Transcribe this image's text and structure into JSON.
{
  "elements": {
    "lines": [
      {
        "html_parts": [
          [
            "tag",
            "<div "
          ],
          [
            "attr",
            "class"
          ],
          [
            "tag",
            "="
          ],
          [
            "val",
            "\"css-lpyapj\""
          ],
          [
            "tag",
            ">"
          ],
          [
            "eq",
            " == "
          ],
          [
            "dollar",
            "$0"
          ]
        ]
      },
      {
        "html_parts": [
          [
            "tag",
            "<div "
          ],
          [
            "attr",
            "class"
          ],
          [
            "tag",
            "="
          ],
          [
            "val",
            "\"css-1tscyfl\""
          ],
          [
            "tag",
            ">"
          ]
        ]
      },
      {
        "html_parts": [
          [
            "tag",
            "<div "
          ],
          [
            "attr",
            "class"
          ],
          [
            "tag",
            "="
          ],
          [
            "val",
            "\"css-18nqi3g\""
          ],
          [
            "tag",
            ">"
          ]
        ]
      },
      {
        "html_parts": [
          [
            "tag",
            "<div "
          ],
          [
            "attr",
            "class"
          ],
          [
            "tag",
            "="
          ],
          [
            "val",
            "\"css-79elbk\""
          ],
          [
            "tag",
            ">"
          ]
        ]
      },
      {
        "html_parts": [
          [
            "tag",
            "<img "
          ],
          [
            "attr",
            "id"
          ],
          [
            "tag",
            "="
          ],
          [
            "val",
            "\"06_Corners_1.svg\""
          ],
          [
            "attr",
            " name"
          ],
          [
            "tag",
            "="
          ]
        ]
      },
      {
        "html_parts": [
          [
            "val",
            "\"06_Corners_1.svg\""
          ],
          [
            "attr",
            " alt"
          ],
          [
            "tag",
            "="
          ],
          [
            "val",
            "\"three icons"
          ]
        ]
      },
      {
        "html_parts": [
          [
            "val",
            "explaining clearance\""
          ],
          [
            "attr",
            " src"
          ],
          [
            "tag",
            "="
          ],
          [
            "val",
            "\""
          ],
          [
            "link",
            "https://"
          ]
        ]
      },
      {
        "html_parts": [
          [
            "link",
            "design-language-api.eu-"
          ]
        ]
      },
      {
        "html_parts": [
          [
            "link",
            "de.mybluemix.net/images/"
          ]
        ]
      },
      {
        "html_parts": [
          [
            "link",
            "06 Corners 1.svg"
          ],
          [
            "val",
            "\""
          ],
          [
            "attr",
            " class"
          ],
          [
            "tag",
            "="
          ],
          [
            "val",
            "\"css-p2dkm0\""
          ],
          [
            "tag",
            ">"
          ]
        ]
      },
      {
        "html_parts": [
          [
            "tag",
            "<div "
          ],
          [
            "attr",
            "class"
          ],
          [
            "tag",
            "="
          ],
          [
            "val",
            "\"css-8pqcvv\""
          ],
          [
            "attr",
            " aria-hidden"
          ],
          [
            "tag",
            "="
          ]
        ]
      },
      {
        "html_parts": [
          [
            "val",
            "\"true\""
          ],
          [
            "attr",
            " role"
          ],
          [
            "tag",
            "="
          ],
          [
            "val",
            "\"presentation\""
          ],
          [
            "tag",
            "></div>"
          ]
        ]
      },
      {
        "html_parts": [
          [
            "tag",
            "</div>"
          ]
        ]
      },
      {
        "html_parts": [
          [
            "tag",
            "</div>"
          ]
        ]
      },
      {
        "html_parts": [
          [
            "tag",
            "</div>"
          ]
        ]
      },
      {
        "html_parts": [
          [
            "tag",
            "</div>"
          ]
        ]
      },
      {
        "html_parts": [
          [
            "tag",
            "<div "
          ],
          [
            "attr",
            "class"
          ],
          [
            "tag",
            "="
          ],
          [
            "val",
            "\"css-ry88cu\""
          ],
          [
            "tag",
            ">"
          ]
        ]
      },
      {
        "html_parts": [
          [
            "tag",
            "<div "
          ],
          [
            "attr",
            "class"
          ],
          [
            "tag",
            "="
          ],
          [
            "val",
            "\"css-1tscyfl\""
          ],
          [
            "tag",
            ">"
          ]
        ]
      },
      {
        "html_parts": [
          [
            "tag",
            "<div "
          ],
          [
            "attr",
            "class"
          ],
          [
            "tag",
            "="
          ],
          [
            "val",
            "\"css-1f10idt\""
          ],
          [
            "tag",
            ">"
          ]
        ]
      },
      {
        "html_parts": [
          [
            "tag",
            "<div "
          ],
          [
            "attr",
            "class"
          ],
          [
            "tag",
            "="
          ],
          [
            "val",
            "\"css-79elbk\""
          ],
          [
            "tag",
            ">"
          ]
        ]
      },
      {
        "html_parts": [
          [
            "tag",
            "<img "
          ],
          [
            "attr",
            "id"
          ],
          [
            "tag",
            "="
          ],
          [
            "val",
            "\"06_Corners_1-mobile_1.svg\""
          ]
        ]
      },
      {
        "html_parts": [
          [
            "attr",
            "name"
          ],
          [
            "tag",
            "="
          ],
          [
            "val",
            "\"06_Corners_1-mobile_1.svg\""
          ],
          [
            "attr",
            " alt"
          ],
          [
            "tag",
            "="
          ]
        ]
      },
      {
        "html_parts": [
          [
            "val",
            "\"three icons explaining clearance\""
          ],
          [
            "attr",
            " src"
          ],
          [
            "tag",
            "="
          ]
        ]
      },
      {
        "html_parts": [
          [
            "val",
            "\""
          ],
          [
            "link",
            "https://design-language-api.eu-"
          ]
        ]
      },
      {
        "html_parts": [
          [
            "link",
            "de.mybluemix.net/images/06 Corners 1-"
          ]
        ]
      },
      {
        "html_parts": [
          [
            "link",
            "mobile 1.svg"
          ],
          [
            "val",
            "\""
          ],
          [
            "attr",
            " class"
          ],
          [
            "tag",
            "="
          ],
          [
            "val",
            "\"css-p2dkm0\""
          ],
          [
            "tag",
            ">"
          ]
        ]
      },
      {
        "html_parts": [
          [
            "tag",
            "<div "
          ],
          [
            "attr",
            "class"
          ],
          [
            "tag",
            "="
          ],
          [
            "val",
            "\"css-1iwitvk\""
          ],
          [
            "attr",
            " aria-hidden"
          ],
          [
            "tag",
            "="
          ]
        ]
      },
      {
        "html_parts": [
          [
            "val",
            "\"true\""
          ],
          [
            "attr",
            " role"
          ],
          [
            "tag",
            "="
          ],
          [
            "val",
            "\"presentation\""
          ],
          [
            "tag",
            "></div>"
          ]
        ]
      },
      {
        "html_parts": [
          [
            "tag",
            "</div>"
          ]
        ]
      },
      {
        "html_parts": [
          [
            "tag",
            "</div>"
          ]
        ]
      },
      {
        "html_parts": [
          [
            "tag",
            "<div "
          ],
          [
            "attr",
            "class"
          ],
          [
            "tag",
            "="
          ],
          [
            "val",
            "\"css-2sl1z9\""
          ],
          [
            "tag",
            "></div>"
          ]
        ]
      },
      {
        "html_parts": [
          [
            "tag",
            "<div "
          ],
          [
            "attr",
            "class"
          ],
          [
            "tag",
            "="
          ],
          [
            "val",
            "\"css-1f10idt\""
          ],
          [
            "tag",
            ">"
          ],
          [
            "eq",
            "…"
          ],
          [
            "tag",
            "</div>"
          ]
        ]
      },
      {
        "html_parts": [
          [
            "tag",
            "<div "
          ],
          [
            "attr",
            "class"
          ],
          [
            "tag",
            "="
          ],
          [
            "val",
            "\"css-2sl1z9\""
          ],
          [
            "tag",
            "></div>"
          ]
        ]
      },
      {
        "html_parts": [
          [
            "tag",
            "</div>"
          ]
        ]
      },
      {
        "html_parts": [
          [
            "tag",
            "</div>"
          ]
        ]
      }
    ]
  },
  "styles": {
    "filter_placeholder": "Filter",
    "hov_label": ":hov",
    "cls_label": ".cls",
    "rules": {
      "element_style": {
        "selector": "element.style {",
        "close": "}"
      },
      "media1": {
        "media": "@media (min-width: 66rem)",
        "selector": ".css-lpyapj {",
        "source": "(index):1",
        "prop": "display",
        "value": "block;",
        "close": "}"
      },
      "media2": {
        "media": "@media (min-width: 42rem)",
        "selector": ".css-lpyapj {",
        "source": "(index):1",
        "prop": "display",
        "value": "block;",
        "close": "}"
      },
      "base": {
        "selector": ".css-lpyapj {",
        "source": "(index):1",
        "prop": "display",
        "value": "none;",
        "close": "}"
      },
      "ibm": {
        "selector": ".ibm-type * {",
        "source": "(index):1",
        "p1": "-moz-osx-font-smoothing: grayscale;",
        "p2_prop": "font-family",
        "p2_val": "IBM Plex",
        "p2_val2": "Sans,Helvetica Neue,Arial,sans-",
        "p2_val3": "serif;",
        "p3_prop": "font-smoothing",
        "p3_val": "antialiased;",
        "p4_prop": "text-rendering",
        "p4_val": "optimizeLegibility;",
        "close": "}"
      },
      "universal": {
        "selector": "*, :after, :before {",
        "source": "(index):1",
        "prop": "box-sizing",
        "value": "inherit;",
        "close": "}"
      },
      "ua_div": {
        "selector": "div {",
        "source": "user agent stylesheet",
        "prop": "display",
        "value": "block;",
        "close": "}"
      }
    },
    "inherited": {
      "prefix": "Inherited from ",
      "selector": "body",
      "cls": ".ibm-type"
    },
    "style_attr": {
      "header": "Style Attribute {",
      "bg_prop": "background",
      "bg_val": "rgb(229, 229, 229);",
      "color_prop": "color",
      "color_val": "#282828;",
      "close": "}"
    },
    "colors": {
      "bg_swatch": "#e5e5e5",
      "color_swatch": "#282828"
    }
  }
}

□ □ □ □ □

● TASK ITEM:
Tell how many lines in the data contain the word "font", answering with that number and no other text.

● ANSWER TO THE PROBLEM:
3